COLUMBUS — Ohioans who have a valid concealed handgun license have now had background checks sufficient to purchase firearms without the red tape of another background check, Attorney General Mike DeWine announced Wednesday.
The U.S. Department of Justice and the Bureau of Alcohol, Tobacco and Firearms have agreed to Attorney General DeWine’s request for an exemption to the mandatory National Instant Criminal Background Check provided the Ohio concealed handgun license was issued on or after March 23, 2015, and that the permit has not expired under state law or been revoked.
“I’m pleased Ohio concealed carry license holders will not have to undergo additional background checks each time they want to buy a firearm,” said DeWine. “Ohio concealed carry license holders who are in good standing have already passed thorough state and federal background checks so there is no reason to force them to submit to additional checks if they want to buy a firearm.”
“This is the result of more than six years of work by BFA to improve and simplify background checks for Ohio gun owners,” the Buckeye Firearms Association announced in a press release. “Thanks also goes to Attorney General Mike DeWine, who worked with the BATFE to help win this approval.”
According to the BFA, when someone wants to buy a firearm from a dealer with a Federal Firearms License, the dealer must first make sure the buyer is legally approved to make the purchase. After the buyer fills out Federal Form 4473, the dealer either calls in the information or submits it online so the BATFE can perform the required background check and issue the approval.
While this is typically called an “instant background check,” for many people it is anything but instant.
“Sometimes the system is down,” says Jim Irvine, Board President of BFA. “Or high demand overwhelms the system. Or maybe bad weather prevents government employees from showing up for work.
“For some unlucky people, they share a name with someone else who is not permitted to purchase firearms or errors in the database cause delays. Historically, this has not always been a user-friendly system. Now, Ohio gun owners finally have a solution.”

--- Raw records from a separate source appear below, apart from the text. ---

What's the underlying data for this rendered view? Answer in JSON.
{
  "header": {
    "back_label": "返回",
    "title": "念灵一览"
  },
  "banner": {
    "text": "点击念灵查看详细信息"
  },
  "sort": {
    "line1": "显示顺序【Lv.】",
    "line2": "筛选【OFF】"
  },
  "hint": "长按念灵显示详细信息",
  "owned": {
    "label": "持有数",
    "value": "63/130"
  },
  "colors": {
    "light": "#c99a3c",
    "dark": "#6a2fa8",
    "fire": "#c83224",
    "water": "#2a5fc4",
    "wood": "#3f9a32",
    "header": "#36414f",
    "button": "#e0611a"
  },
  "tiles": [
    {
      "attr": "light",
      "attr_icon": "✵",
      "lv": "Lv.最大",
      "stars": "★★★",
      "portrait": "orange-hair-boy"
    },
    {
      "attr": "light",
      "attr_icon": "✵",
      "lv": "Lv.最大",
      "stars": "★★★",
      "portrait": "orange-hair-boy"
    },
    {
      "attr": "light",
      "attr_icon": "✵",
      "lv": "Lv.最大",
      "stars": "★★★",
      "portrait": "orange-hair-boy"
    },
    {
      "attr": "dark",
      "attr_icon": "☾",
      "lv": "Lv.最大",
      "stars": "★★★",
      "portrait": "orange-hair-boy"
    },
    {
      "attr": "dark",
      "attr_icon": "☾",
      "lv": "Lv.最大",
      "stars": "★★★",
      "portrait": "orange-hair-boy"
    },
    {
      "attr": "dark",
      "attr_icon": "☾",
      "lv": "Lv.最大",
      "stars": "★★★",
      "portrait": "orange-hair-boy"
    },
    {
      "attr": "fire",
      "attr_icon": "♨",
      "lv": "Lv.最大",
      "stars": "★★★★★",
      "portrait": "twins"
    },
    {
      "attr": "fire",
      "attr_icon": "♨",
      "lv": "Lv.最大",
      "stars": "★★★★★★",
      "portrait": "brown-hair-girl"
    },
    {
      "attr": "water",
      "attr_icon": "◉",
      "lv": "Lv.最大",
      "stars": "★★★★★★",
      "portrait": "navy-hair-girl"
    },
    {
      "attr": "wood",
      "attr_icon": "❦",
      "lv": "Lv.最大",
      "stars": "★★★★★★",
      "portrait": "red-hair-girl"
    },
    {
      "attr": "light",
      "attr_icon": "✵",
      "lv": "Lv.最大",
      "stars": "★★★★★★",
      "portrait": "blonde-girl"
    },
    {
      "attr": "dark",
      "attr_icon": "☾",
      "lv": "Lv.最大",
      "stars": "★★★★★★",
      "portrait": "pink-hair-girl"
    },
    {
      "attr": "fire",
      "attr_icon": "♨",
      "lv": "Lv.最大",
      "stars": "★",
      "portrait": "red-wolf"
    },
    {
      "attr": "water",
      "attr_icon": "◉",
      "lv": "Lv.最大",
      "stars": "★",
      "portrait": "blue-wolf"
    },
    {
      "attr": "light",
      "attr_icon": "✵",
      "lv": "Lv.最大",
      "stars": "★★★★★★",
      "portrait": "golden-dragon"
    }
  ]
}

“This is a big improvement,” continued Irvine. “It’s good for everyone. Legal gun buyers will benefit because they can just show their license when making a firearm purchase. And even those who favor stricter gun regulation will like it because it will help the system do what it’s supposed to do, which is help cut down on illegal purchases.”
The NICS check is valid for five years, the same as the CHL. If a CHL holder commits a disqualifying offense, sheriffs are notified and can revoke the license and, therefore, revoke the ability of the CHL holder to use the license to purchase a firearm.
“Several other states have been doing this for years and it works well for BATFE, gun dealers, and individuals. It is a proven system in which Ohio is now participating for the benefit of everyone,” Irvine said.
The BFA stresses that “only concealed handgun licenses issued on or after March 23, 2015 are NICS-compliant. For those issued before that date, license holders must wait until they renew their CHL for their license to be recognized as NICS-compliant. In addition, it may take time for dealers with a Federal Firearms License to learn about this new process. Please be patient during this transition period.”
Ohio is the 25th state to receive a NICS exemption for its concealed handgun license holders.